When "onFormSubmit" occurs in a line of the material, copy that line.

* Dataset:
********

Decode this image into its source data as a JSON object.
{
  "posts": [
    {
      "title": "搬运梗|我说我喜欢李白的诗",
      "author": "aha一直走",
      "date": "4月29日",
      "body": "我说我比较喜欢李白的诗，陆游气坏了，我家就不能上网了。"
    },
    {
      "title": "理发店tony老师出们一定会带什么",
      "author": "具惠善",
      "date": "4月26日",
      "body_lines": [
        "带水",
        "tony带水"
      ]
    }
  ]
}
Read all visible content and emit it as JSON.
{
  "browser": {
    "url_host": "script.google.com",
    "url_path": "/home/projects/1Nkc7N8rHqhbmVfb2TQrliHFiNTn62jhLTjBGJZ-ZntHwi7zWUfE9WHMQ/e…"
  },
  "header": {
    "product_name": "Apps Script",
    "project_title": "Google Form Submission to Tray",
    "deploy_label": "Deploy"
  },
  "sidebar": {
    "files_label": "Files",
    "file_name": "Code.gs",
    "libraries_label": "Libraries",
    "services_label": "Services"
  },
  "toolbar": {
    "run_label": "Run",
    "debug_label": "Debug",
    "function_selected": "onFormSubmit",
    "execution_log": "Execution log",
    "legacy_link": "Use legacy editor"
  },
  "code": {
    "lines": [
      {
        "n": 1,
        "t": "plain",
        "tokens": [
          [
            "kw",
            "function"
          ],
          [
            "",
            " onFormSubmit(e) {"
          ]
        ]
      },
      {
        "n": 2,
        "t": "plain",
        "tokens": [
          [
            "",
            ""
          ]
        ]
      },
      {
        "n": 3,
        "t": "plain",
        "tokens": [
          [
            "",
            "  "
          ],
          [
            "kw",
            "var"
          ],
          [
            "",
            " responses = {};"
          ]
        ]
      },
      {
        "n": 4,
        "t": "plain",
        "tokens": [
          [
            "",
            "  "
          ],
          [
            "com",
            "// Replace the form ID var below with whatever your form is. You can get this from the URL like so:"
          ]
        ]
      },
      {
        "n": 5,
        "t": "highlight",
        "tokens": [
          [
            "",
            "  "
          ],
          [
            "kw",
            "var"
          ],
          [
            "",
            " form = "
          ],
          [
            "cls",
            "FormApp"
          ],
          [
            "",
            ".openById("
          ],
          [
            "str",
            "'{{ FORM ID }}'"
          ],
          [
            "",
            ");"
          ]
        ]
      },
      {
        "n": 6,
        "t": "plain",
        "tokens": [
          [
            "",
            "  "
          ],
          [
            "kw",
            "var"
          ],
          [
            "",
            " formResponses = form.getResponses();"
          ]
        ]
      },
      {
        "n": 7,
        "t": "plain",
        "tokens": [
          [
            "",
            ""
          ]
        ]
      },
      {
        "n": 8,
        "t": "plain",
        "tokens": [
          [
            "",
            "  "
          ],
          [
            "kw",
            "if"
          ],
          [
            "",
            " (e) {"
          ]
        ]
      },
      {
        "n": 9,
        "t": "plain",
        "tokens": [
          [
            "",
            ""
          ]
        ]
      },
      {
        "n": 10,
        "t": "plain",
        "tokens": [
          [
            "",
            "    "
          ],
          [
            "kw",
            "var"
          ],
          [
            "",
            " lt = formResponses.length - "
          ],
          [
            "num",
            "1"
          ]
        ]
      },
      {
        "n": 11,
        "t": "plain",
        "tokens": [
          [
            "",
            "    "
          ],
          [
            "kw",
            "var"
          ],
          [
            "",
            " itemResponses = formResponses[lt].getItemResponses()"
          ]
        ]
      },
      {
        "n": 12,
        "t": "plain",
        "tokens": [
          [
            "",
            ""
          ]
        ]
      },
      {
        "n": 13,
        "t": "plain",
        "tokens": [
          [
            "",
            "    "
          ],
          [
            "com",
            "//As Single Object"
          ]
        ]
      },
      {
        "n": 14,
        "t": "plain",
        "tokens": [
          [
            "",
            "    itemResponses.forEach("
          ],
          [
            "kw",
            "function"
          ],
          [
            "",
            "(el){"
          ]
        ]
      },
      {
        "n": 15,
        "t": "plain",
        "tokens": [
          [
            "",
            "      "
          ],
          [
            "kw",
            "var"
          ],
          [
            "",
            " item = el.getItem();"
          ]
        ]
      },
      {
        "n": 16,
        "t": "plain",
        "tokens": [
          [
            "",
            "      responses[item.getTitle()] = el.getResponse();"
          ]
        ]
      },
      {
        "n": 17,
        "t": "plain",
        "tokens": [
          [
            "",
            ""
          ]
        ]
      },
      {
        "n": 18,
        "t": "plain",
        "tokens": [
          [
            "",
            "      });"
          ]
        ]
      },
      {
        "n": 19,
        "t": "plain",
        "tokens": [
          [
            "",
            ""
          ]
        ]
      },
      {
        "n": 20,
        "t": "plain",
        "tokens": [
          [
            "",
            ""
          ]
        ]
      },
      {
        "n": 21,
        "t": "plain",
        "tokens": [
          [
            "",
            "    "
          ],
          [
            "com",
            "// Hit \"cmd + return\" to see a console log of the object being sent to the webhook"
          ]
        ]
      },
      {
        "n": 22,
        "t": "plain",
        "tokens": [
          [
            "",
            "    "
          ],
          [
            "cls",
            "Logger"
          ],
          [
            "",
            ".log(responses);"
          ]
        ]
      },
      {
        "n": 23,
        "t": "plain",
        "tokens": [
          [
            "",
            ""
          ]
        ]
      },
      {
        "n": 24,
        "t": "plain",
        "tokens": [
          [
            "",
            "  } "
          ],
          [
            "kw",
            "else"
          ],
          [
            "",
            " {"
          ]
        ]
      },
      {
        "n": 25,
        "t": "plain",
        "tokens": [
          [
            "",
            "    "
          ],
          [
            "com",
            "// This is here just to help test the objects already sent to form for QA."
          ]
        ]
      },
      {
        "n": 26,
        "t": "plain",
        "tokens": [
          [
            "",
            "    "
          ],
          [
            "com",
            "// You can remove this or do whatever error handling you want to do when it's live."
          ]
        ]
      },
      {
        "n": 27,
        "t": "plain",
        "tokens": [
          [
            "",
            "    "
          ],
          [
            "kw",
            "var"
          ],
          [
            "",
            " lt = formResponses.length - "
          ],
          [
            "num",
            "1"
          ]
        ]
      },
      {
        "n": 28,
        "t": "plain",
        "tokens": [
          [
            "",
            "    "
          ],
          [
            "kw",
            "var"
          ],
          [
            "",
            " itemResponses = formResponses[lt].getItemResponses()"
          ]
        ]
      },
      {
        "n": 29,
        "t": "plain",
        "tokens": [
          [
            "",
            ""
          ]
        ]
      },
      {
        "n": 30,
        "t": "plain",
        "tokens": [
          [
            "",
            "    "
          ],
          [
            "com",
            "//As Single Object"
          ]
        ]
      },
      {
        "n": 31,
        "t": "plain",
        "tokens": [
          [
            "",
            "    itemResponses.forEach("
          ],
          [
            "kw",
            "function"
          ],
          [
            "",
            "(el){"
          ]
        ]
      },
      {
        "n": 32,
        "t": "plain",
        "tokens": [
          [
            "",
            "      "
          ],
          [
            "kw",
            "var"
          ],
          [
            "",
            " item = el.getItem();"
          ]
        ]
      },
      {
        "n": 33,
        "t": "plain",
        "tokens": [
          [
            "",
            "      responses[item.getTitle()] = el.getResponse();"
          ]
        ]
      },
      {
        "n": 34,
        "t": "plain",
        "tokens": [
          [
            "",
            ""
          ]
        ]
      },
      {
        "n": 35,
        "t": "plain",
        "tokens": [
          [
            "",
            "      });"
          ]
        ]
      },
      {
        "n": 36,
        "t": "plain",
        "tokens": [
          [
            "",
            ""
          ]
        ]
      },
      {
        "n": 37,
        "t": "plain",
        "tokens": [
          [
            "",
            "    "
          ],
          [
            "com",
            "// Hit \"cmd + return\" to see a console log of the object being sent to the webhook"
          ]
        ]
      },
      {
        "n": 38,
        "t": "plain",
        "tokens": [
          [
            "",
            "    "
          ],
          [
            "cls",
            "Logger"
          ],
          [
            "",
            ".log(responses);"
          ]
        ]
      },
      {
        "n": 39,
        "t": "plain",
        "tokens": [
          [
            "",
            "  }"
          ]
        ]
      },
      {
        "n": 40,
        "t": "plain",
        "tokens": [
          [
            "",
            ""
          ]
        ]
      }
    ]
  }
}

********

* Answer space:
    "function_selected": "onFormSubmit",
            " onFormSubmit(e) {"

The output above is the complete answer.